Information provided: Begin

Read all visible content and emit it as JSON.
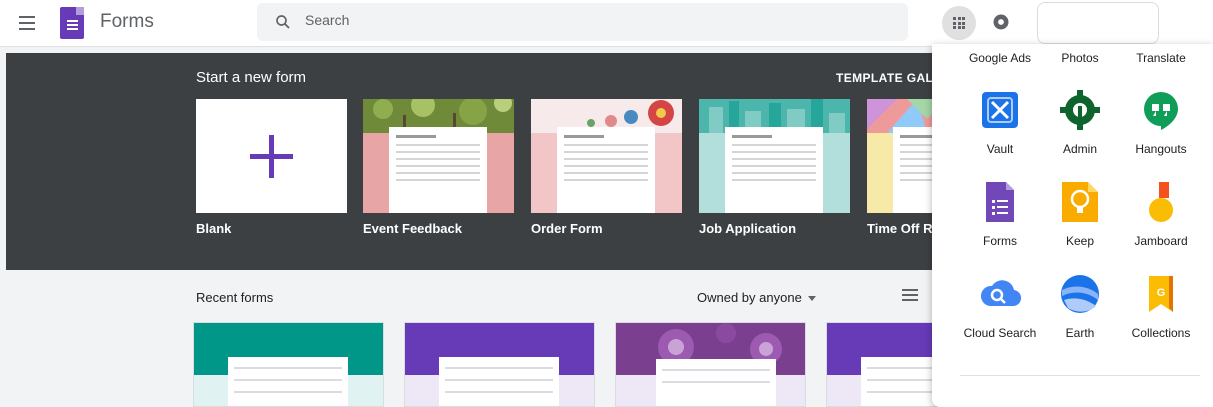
{
  "header": {
    "app_title": "Forms",
    "search_placeholder": "Search"
  },
  "hero": {
    "title": "Start a new form",
    "gallery_link": "TEMPLATE GALLE",
    "templates": [
      {
        "label": "Blank"
      },
      {
        "label": "Event Feedback"
      },
      {
        "label": "Order Form"
      },
      {
        "label": "Job Application"
      },
      {
        "label": "Time Off Re"
      }
    ]
  },
  "recent": {
    "title": "Recent forms",
    "owner_filter": "Owned by anyone"
  },
  "apps_panel": {
    "top_row": [
      "Google Ads",
      "Photos",
      "Translate"
    ],
    "apps": [
      {
        "label": "Vault",
        "icon": "vault-icon"
      },
      {
        "label": "Admin",
        "icon": "admin-icon"
      },
      {
        "label": "Hangouts",
        "icon": "hangouts-icon"
      },
      {
        "label": "Forms",
        "icon": "forms-icon"
      },
      {
        "label": "Keep",
        "icon": "keep-icon"
      },
      {
        "label": "Jamboard",
        "icon": "jamboard-icon"
      },
      {
        "label": "Cloud Search",
        "icon": "cloud-search-icon"
      },
      {
        "label": "Earth",
        "icon": "earth-icon"
      },
      {
        "label": "Collections",
        "icon": "collections-icon"
      }
    ]
  },
  "colors": {
    "forms_purple": "#673ab7",
    "hero_bg": "#3c4043",
    "teal": "#009688",
    "app_bg": "#f1f3f4"
  }
}
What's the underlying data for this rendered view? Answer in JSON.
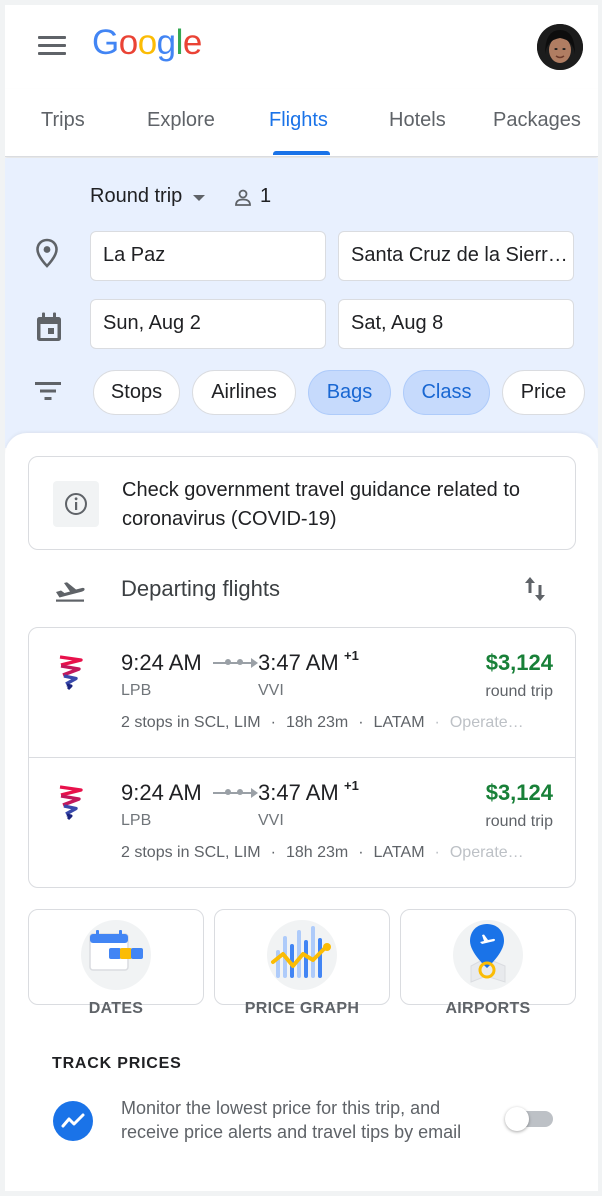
{
  "header": {
    "logo_letters": [
      {
        "ch": "G",
        "color": "#4285F4"
      },
      {
        "ch": "o",
        "color": "#EA4335"
      },
      {
        "ch": "o",
        "color": "#FBBC05"
      },
      {
        "ch": "g",
        "color": "#4285F4"
      },
      {
        "ch": "l",
        "color": "#34A853"
      },
      {
        "ch": "e",
        "color": "#EA4335"
      }
    ],
    "menu_icon": "hamburger-menu-icon",
    "avatar_icon": "user-avatar"
  },
  "tabs": [
    {
      "label": "Trips",
      "active": false
    },
    {
      "label": "Explore",
      "active": false
    },
    {
      "label": "Flights",
      "active": true
    },
    {
      "label": "Hotels",
      "active": false
    },
    {
      "label": "Packages",
      "active": false
    }
  ],
  "search": {
    "trip_type": "Round trip",
    "passengers": "1",
    "origin": "La Paz",
    "destination": "Santa Cruz de la Sierr…",
    "depart_date": "Sun, Aug 2",
    "return_date": "Sat, Aug 8",
    "filters": [
      {
        "label": "Stops",
        "selected": false
      },
      {
        "label": "Airlines",
        "selected": false
      },
      {
        "label": "Bags",
        "selected": true
      },
      {
        "label": "Class",
        "selected": true
      },
      {
        "label": "Price",
        "selected": false
      }
    ]
  },
  "covid_notice": {
    "text": "Check government travel guidance related to coronavirus (COVID-19)",
    "icon": "info-icon"
  },
  "departing": {
    "title": "Departing flights",
    "icon": "flight-takeoff-icon",
    "sort_icon": "swap-vert-icon"
  },
  "flights": [
    {
      "dep_time": "9:24 AM",
      "arr_time": "3:47 AM",
      "day_offset": "+1",
      "dep_code": "LPB",
      "arr_code": "VVI",
      "price": "$3,124",
      "price_type": "round trip",
      "stops": "2 stops in SCL, LIM",
      "duration": "18h 23m",
      "airline": "LATAM",
      "operated": "Operate…"
    },
    {
      "dep_time": "9:24 AM",
      "arr_time": "3:47 AM",
      "day_offset": "+1",
      "dep_code": "LPB",
      "arr_code": "VVI",
      "price": "$3,124",
      "price_type": "round trip",
      "stops": "2 stops in SCL, LIM",
      "duration": "18h 23m",
      "airline": "LATAM",
      "operated": "Operate…"
    }
  ],
  "tools": [
    {
      "label": "DATES",
      "icon": "calendar-dates-icon"
    },
    {
      "label": "PRICE GRAPH",
      "icon": "price-graph-icon"
    },
    {
      "label": "AIRPORTS",
      "icon": "airport-map-pin-icon"
    }
  ],
  "track_prices": {
    "title": "TRACK PRICES",
    "text": "Monitor the lowest price for this trip, and receive price alerts and travel tips by email",
    "enabled": false,
    "icon": "trending-icon"
  },
  "colors": {
    "accent": "#1a73e8",
    "price_green": "#188038",
    "search_bg": "#e8f0fe",
    "chip_selected": "#c6dafc"
  }
}
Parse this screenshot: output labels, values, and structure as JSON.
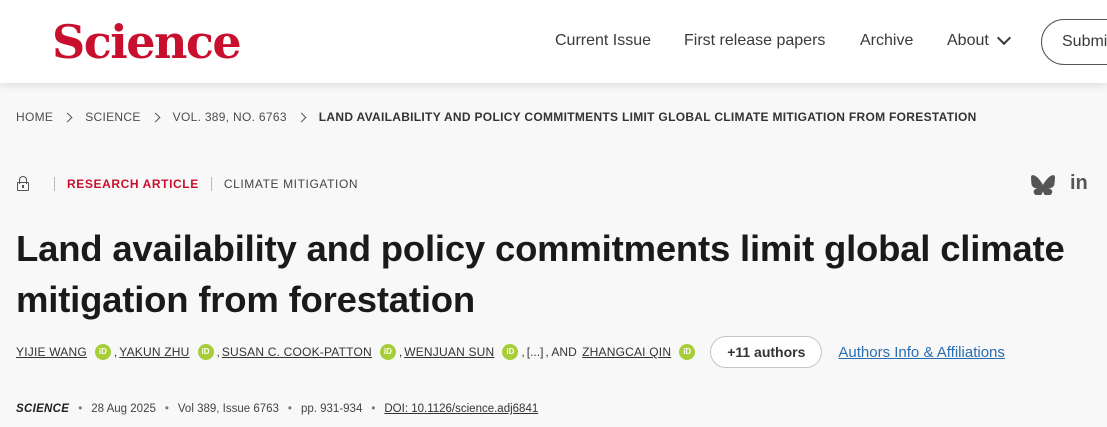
{
  "header": {
    "logo": "Science",
    "nav": {
      "current_issue": "Current Issue",
      "first_release": "First release papers",
      "archive": "Archive",
      "about": "About"
    },
    "submit_label": "Submi"
  },
  "breadcrumb": {
    "items": [
      "HOME",
      "SCIENCE",
      "VOL. 389, NO. 6763"
    ],
    "current": "LAND AVAILABILITY AND POLICY COMMITMENTS LIMIT GLOBAL CLIMATE MITIGATION FROM FORESTATION"
  },
  "article": {
    "type": "RESEARCH ARTICLE",
    "topic": "CLIMATE MITIGATION",
    "title": "Land availability and policy commitments limit global climate mitigation from forestation",
    "authors": [
      "YIJIE WANG",
      "YAKUN ZHU",
      "SUSAN C. COOK-PATTON",
      "WENJUAN SUN",
      "ZHANGCAI QIN"
    ],
    "ellipsis": "[...]",
    "and_text": ", AND",
    "comma": ",",
    "more_authors": "+11 authors",
    "affiliations_link": "Authors Info & Affiliations",
    "orcid_label": "iD"
  },
  "publication": {
    "journal": "SCIENCE",
    "date": "28 Aug 2025",
    "volume_issue": "Vol 389, Issue 6763",
    "pages": "pp. 931-934",
    "doi": "DOI: 10.1126/science.adj6841",
    "separator": "•"
  },
  "icons": {
    "lock": "lock-icon",
    "bluesky": "bluesky-icon",
    "linkedin": "linkedin-icon",
    "orcid": "orcid-icon",
    "about_chevron": "chevron-down-icon",
    "breadcrumb_separator": "chevron-right-icon"
  },
  "colors": {
    "brand": "#c8102e",
    "orcid": "#a6ce39",
    "link": "#2a6db0",
    "background": "#f8f8f8"
  }
}
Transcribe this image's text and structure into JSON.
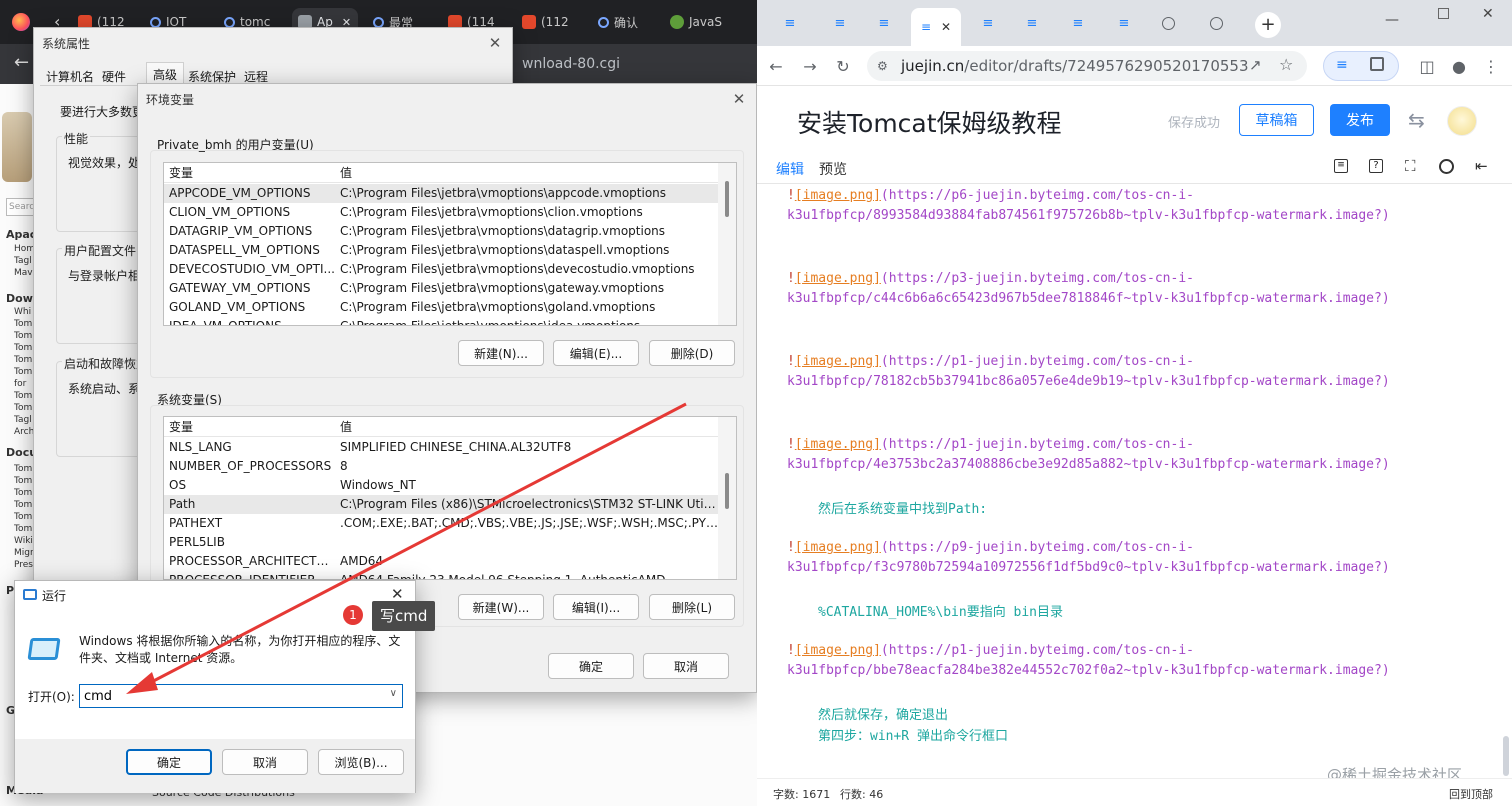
{
  "left_browser": {
    "tabs": [
      {
        "label": "(112",
        "icon": "c-icon"
      },
      {
        "label": "IOT",
        "icon": "g-icon"
      },
      {
        "label": "tomc",
        "icon": "g-icon"
      },
      {
        "label": "Ap",
        "icon": "page-icon"
      },
      {
        "label": "最常",
        "icon": "g-icon"
      },
      {
        "label": "(114",
        "icon": "c-icon"
      },
      {
        "label": "(112",
        "icon": "c-icon"
      },
      {
        "label": "确认",
        "icon": "g-icon"
      },
      {
        "label": "JavaS",
        "icon": "java-icon"
      }
    ],
    "address_fragment": "wnload-80.cgi",
    "sidebar_text": [
      "Apac",
      "Hom",
      "Tagl",
      "Mav",
      "Dow",
      "Whi",
      "Tom",
      "Tom",
      "Tom",
      "Tom",
      "Tom",
      "for",
      "Tom",
      "Tom",
      "Tagl",
      "Arch",
      "Docu",
      "Tom",
      "Tom",
      "Tom",
      "Tom",
      "Tom",
      "Tom",
      "Wiki",
      "Migr",
      "Pres",
      "P",
      "G",
      "Media"
    ],
    "search_placeholder": "Searc",
    "footer_fragment": "Source Code Distributions"
  },
  "system_properties": {
    "title": "系统属性",
    "tabs": [
      "计算机名",
      "硬件",
      "高级",
      "系统保护",
      "远程"
    ],
    "active_tab": "高级",
    "intro": "要进行大多数更",
    "performance": {
      "label": "性能",
      "text": "视觉效果，处"
    },
    "user_profiles": {
      "label": "用户配置文件",
      "text": "与登录帐户相"
    },
    "startup": {
      "label": "启动和故障恢复",
      "text": "系统启动、系"
    }
  },
  "env_vars": {
    "title": "环境变量",
    "user_section_label": "Private_bmh 的用户变量(U)",
    "columns": [
      "变量",
      "值"
    ],
    "user_vars": [
      {
        "name": "APPCODE_VM_OPTIONS",
        "value": "C:\\Program Files\\jetbra\\vmoptions\\appcode.vmoptions",
        "selected": true
      },
      {
        "name": "CLION_VM_OPTIONS",
        "value": "C:\\Program Files\\jetbra\\vmoptions\\clion.vmoptions"
      },
      {
        "name": "DATAGRIP_VM_OPTIONS",
        "value": "C:\\Program Files\\jetbra\\vmoptions\\datagrip.vmoptions"
      },
      {
        "name": "DATASPELL_VM_OPTIONS",
        "value": "C:\\Program Files\\jetbra\\vmoptions\\dataspell.vmoptions"
      },
      {
        "name": "DEVECOSTUDIO_VM_OPTI...",
        "value": "C:\\Program Files\\jetbra\\vmoptions\\devecostudio.vmoptions"
      },
      {
        "name": "GATEWAY_VM_OPTIONS",
        "value": "C:\\Program Files\\jetbra\\vmoptions\\gateway.vmoptions"
      },
      {
        "name": "GOLAND_VM_OPTIONS",
        "value": "C:\\Program Files\\jetbra\\vmoptions\\goland.vmoptions"
      },
      {
        "name": "IDEA_VM_OPTIONS",
        "value": "C:\\Program Files\\jetbra\\vmoptions\\idea.vmoptions"
      }
    ],
    "user_buttons": {
      "new": "新建(N)...",
      "edit": "编辑(E)...",
      "delete": "删除(D)"
    },
    "system_section_label": "系统变量(S)",
    "system_vars": [
      {
        "name": "NLS_LANG",
        "value": "SIMPLIFIED CHINESE_CHINA.AL32UTF8"
      },
      {
        "name": "NUMBER_OF_PROCESSORS",
        "value": "8"
      },
      {
        "name": "OS",
        "value": "Windows_NT"
      },
      {
        "name": "Path",
        "value": "C:\\Program Files (x86)\\STMicroelectronics\\STM32 ST-LINK Utili...",
        "selected": true
      },
      {
        "name": "PATHEXT",
        "value": ".COM;.EXE;.BAT;.CMD;.VBS;.VBE;.JS;.JSE;.WSF;.WSH;.MSC;.PY;.PYW"
      },
      {
        "name": "PERL5LIB",
        "value": ""
      },
      {
        "name": "PROCESSOR_ARCHITECTURE",
        "value": "AMD64"
      },
      {
        "name": "PROCESSOR_IDENTIFIER",
        "value": "AMD64 Family 23 Model 96 Stepping 1, AuthenticAMD"
      }
    ],
    "system_buttons": {
      "new": "新建(W)...",
      "edit": "编辑(I)...",
      "delete": "删除(L)"
    },
    "ok": "确定",
    "cancel": "取消"
  },
  "run_dialog": {
    "title": "运行",
    "description": "Windows 将根据你所输入的名称，为你打开相应的程序、文件夹、文档或 Internet 资源。",
    "open_label": "打开(O):",
    "input_value": "cmd",
    "ok": "确定",
    "cancel": "取消",
    "browse": "浏览(B)..."
  },
  "annotation": {
    "badge_number": "1",
    "text": "写cmd",
    "arrow_color": "#e53935"
  },
  "right_browser": {
    "url_host": "juejin.cn",
    "url_path": "/editor/drafts/7249576290520170553",
    "title": "安装Tomcat保姆级教程",
    "save_status": "保存成功",
    "draft_button": "草稿箱",
    "publish_button": "发布",
    "tabs": {
      "edit": "编辑",
      "preview": "预览"
    },
    "content": [
      {
        "kind": "img",
        "alt": "[image.png]",
        "url1": "(https://p6-juejin.byteimg.com/tos-cn-i-",
        "url2": "k3u1fbpfcp/8993584d93884fab874561f975726b8b~tplv-k3u1fbpfcp-watermark.image?)"
      },
      {
        "kind": "img",
        "alt": "[image.png]",
        "url1": "(https://p3-juejin.byteimg.com/tos-cn-i-",
        "url2": "k3u1fbpfcp/c44c6b6a6c65423d967b5dee7818846f~tplv-k3u1fbpfcp-watermark.image?)"
      },
      {
        "kind": "img",
        "alt": "[image.png]",
        "url1": "(https://p1-juejin.byteimg.com/tos-cn-i-",
        "url2": "k3u1fbpfcp/78182cb5b37941bc86a057e6e4de9b19~tplv-k3u1fbpfcp-watermark.image?)"
      },
      {
        "kind": "img",
        "alt": "[image.png]",
        "url1": "(https://p1-juejin.byteimg.com/tos-cn-i-",
        "url2": "k3u1fbpfcp/4e3753bc2a37408886cbe3e92d85a882~tplv-k3u1fbpfcp-watermark.image?)"
      },
      {
        "kind": "text",
        "text": "然后在系统变量中找到Path:"
      },
      {
        "kind": "img",
        "alt": "[image.png]",
        "url1": "(https://p9-juejin.byteimg.com/tos-cn-i-",
        "url2": "k3u1fbpfcp/f3c9780b72594a10972556f1df5bd9c0~tplv-k3u1fbpfcp-watermark.image?)"
      },
      {
        "kind": "text",
        "text": "%CATALINA_HOME%\\bin要指向 bin目录"
      },
      {
        "kind": "img",
        "alt": "[image.png]",
        "url1": "(https://p1-juejin.byteimg.com/tos-cn-i-",
        "url2": "k3u1fbpfcp/bbe78eacfa284be382e44552c702f0a2~tplv-k3u1fbpfcp-watermark.image?)"
      },
      {
        "kind": "text",
        "text": "然后就保存，确定退出"
      },
      {
        "kind": "text",
        "text": "第四步：win+R 弹出命令行框口"
      }
    ],
    "word_count": "字数: 1671",
    "line_count": "行数: 46",
    "back_to_top": "回到顶部",
    "watermark": "@稀土掘金技术社区"
  }
}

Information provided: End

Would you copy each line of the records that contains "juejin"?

    "url_host": "juejin.cn",
        "url1": "(https://p6-juejin.byteimg.com/tos-cn-i-",
        "url1": "(https://p3-juejin.byteimg.com/tos-cn-i-",
        "url1": "(https://p1-juejin.byteimg.com/tos-cn-i-",
        "url1": "(https://p1-juejin.byteimg.com/tos-cn-i-",
        "url1": "(https://p9-juejin.byteimg.com/tos-cn-i-",
        "url1": "(https://p1-juejin.byteimg.com/tos-cn-i-",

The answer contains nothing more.